Let’s talk about where your pistol is if your sights are not on-target. For years now, the “Low Ready” position has been the standard way to hold your gun if your sights are not on target or your gun is not in it’s holster, and there’s a bunch of reasons why it caught on so quickly. It’s a comfortable way to hold a gun for an extended length of time, it keeps the muzzle pointed down at the ground, and it keeps the gun out of your field of view if you’re looking around.
It’s a pretty useless position to start from if you have to quickly engage a target with your pistol, because it forces your body, eyes and brain to work together in ways they’re not accustomed to.
Let me explain. Actually, I’ll let Chris Woods of Phoenix Firearms Training explain for me, and talk about why High Compress Ready is a better way to hold your gun if there’s trouble around.
Bringing a gun up from Low Ready position onto the target forces your arms to pendulum up and halt at a precise point. It forces your eyes to instantly focus on the shape and sights of your gun, and if forces your brain to expect something it’s not used to seeing. Low Ready may work well in the context of a Bullseye match, but it kinda sucks if you need to shoot something rightthisinstant.
And I can prove all this.
Awhile ago, I had the goal of completing the Federal Air Marshall Drill with my daily carry gear. I kept running into issues with equipment (namely magazine pouches), but one of the biggest hurdles I had was getting up gun up on target fast enough to complete the drill within the required time limit.
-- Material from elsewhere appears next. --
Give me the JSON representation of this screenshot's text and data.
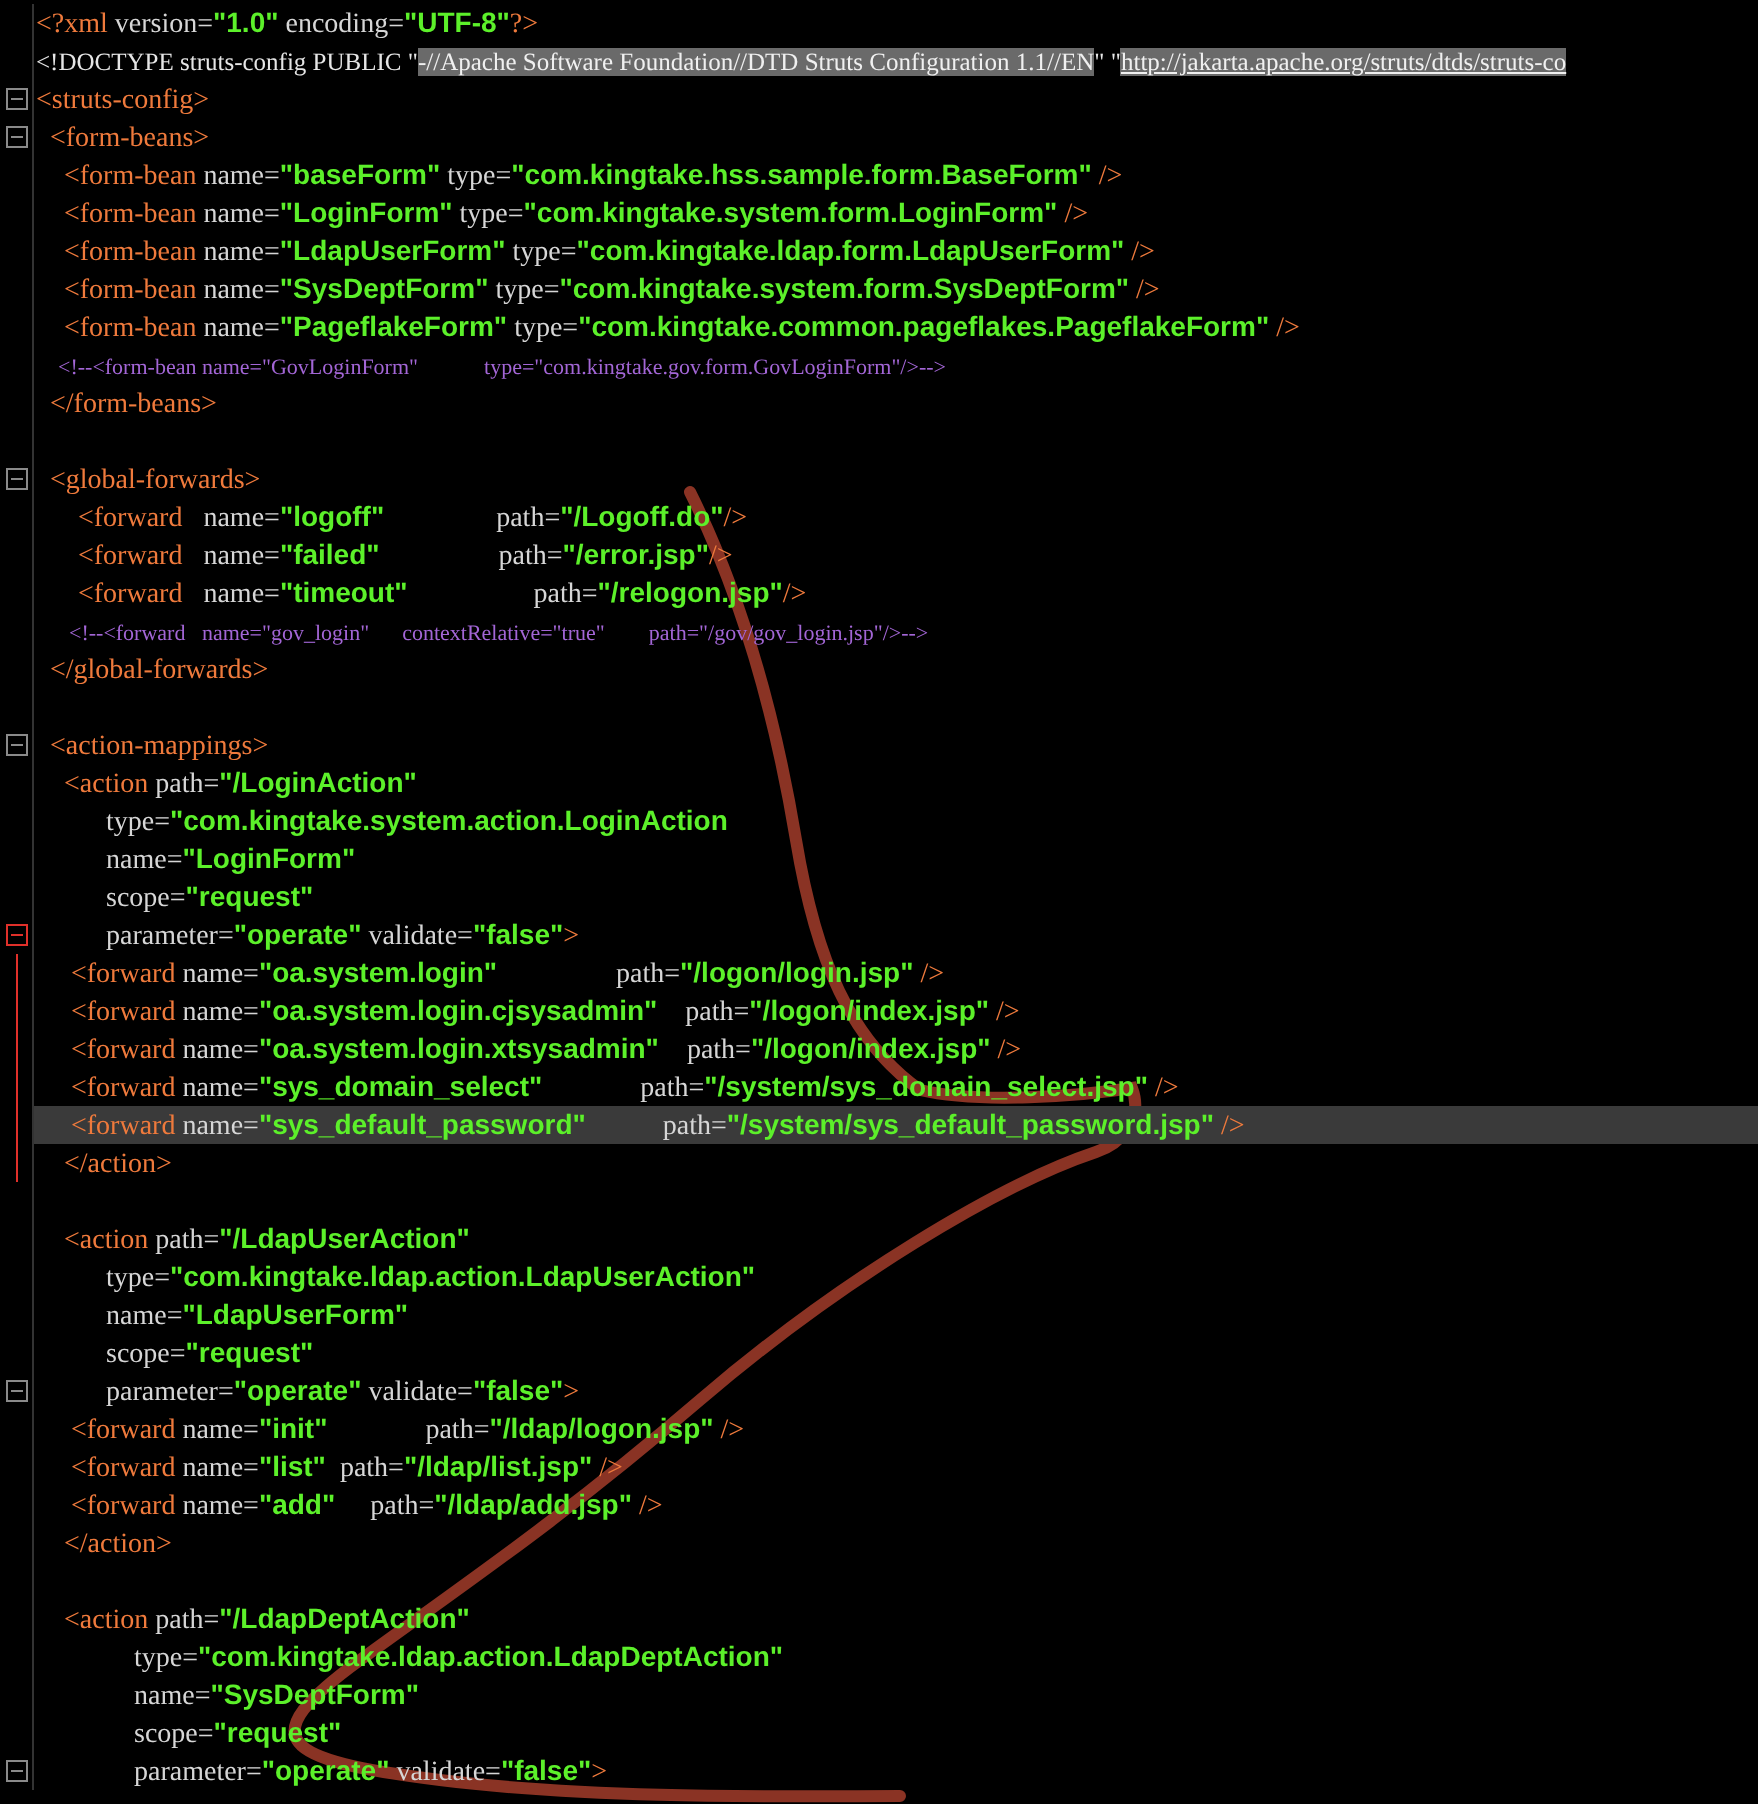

Low ready (holding the gun down at waist level) wasn’t working for me, but the instant I switched to the High Compressed Ready, (and got better mag pouches), I aced the test.
Not that there isn’t a use for Low Ready: If I’m going to hold a gun in my hands for a long (5+) minutes, chances are it’ll be at low ready.
But I’m usually wearing a holster, which is a safer place for my gun than my hands, so if I do why not just re-holster, and not worry about Low Ready at all?